Ronstadt was never at ease with the bacchanalia of Seventies Hollywood. Her Mexican-American background marked her as an outsider. And she was too sensitive for drugs – cocaine made her “really jittery”
Rolling Stone had christened her the “First Lady of Rock”. Time called her “Queen of Rock”. Yet, in the end, she couldn’t exit Laurel Canyon fast enough. In 1980, when the Eagles had just about finished steamrolling the charts with Hotel California, she appeared in a broadway production of Pirates of Penzance. Later, came collaborations with avant-garde composer Philip Glass and Paul Simon (she sang backing vocals on Under African Skies on Graceland).
In the decades since, she stayed as far away from confessional pop as possible. In 1987 she released Canciones de Mi Padre, a collection of traditional Mexican songs. At the time it was the best-selling non-English-language album in the history of the US charts. Then tragedy struck as she was diagnosed with Progressive Supranuclear Palsy, a rare brain disorder which makes it impossible for her to perform. Now aged 76, she lives quietly near her adult children in San Fransisco.
She published an autobiography in Simple Dreams: A Musical Memoir in 2013, in which she looked back on her Laurel Canyon days and songs such as Long, Long Time. But she never pined for that area. If anything, she feels that the music culture of the time was toxic compared to today’s. She is that rare Seventies artist who refuses to don rose-tinted shades.
“I didn’t like to see the audience, actually. I couldn’t understand why they’d come,” she remembered of her time on the singer-songwriter circuit. “It’s a different relationship than singers like Taylor Swift have. I think it’s a little bit healthier that they embrace their audience and sort of feel like everybody’s on the same team. We were encouraged in the Sixties to think of us and them. The hippies started that whole tribal thing, and it was the straights against the hippies. It was unhealthy.”

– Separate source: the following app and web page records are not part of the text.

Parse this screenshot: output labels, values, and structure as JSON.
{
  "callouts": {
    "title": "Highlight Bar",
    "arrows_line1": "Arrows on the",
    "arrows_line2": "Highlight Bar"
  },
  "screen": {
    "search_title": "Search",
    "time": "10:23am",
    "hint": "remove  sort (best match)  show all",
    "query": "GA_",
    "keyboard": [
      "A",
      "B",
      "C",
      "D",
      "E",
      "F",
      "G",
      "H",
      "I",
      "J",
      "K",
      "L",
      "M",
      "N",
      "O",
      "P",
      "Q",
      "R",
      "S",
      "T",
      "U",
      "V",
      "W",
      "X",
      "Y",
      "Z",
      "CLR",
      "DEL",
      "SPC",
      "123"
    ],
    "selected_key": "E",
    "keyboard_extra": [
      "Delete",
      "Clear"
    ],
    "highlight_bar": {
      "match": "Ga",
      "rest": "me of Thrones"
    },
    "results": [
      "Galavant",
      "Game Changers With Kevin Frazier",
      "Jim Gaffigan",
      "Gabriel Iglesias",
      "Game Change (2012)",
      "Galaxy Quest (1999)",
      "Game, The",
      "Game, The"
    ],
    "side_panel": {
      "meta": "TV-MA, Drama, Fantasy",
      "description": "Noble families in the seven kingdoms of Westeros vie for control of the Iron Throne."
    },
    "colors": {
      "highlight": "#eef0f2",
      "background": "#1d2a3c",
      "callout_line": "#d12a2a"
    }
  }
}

Can she emulate Kate Bush and take over TikTok much like the zombie fungus in the Last Of Us infects the frontal lobe of its victims? It’s impossible to say. Lightning rarely strikes twice – even on Gen Z social media. Still, what is indisputable is that, in challenging times like ours, Ronstadt’s dreamy singing has a balm-like quality. If ever the world was primed for a "Ronstadt-naissance" it’s now.